Then and Now, Coming Out in the US of A

White Houses – Amy Bloom Leah on the Offbeat – Becky Abertalli

Under our breasts and in our creases, we smelled like fresh baked bread in the mornings. We slept naked as babies, breasts and bellies rolling towards each other, our legs entwined like climbing roses. We used to say, we’re no beauties, because it was impossible to tell the truth. In bed we were beauties. We were goddesses. We were the little girls we’d never were: loved, saucy, delighted and delightful.’White Houses’- Amy Bloom

I just look at her. I just can’t believe I’m allowed to do this. I can just stare at her face without it being creepy. I want to memorise every inch of Abby – the shine of her cheekbones and the brightness of her eyes. There are tears in her lashes and her cheeks are sort of puffy. I don’t know how this girl can go from laughing to crying to kissing and back, and still come out of it looking like an actual moonbeam.’ ‘Leah on the Offbeat’ – Becky Abertalli

Such tenderness.

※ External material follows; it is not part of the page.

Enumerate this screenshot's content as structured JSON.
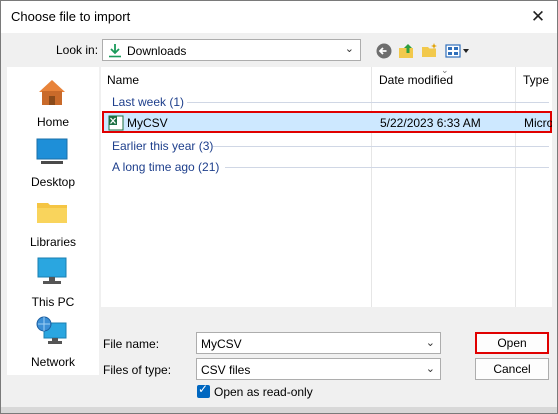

It goes without saying that it can’t be easy to come out and for centuries it had to be hidden. That’s still a necessity in many, many countries – but thankfully, here and America, despite Abbott and Trump, it has become a non-issue as far as the law is concerned. Not that it makes announcing it to friends and family any easier as a result.


Of course, in mid-C20th America, the setting for ‘White Houses’, the option wasn’t there for either gender, but I suspect the authorities were tougher on the males. Naturally, getting away with it was much easier if you were the wife of the President. As stated, the FLOTUS was not the beauty, in the classic sense, she was in her youth by the time of her liaison with the lover in this semi-factual tome. But then, nor was that lover – although the latter blamed that on the unflattering photography of the era. Not that attractiveness is in any way important, except in that perhaps plainness doesn’t conform to male fantasy. In any case hubby, POTUS, was in a semi-open relationship with his secretary and those in the know, including the media, turned a blind eye. Wouldn’t happen in this age of shock-jocks and gutter media. In that period the White House kept its secrets closely guarded, including FDR’s paralysis. Eleanor was a much admired figure, even loved, by the general public; noted for her good works and lack of airs. Compare that to today. The two led separate lives – maybe that’s still relevant – and Mrs Roosevelt’s close companion, during the years Bloom is writing about, was former journalist Lorena Hickok. Despite the crowded first lady’s schedule, the couple do find time to be intimate.

The pair are from entirely different backgrounds – possibly accounting for the mutual attraction. Hick’s early years were hardscrabble with an abusive father. She ran away to join the circus in her teens, losing her virginity to one of the ‘freaks’ on display at a time she was fast discovering she had a way with the written word. That leads to her career – a career that had to be curtailed when she became too close to a powerful woman.

The novel is told in a hard-boiled style from the lover’s perspective. Most characters are historical, but there are a few invented ones such as Parker Fiske. He loses his cabinet position due to his sexual proclivities, perhaps pointing to a few double standards.


This reasonably short novel is a compelling enough read, leading one to delve to deduce fact from fiction by sussing out other interpretations of the same tale.

Fast forward to the present and the YA book by Becky Albertalli (who found fame with ‘Simon vs the Homo Sapiens Agenda’), ‘Leah and the Offbeat’. This story is as contemporary as can be. I suspect its target audience will rush to it as they obviously did to the first novel, heightened by the fact that Simon is also a character in this.


Leah is in her final year of high school, is a drummer in a band, is definitely not one of the in crowd and is potentially a talented artist, although the latter is kept well hidden. She is also coming to the conclusion that it is not only boys she is attracted to. In the heady weeks leading up to the prom Leah’s support group is fracturing over a racial comment by one of her cohort. It’s offended her to the core, although it was directed at another. Leah is outwardly feisty and opinionated, but inwardly torn between the lad who’s taken a fancy to her and Abby, the hot girl who is everything, it seems to her, she is not. As the group decide on their college options Abby and Leah are drawn together, especially once the former dumps her jerk boyfriend.


As a read for a sixty-something fella, this wasn’t usual fare, but it carried me along to the end well enough. But girls of a certain age, as well as a discerning lad or two, will love it, as evidenced by the gushing but wholeheartedly felt positive reviews on-line. And if it helps even one young person struggling with their sexuality – well then, despite being a cliché, it’s worth it’s weight in gold.

Amy Bloom’s official site =

Becky Abertalli’s official site =

Leave a Reply

Fill in your details below or click an icon to log in: Logo

You are commenting using your account. Log Out /  Change )

Twitter picture

You are commenting using your Twitter account. Log Out /  Change )

Facebook photo

You are commenting using your Facebook account. Log Out /  Change )

Connecting to %s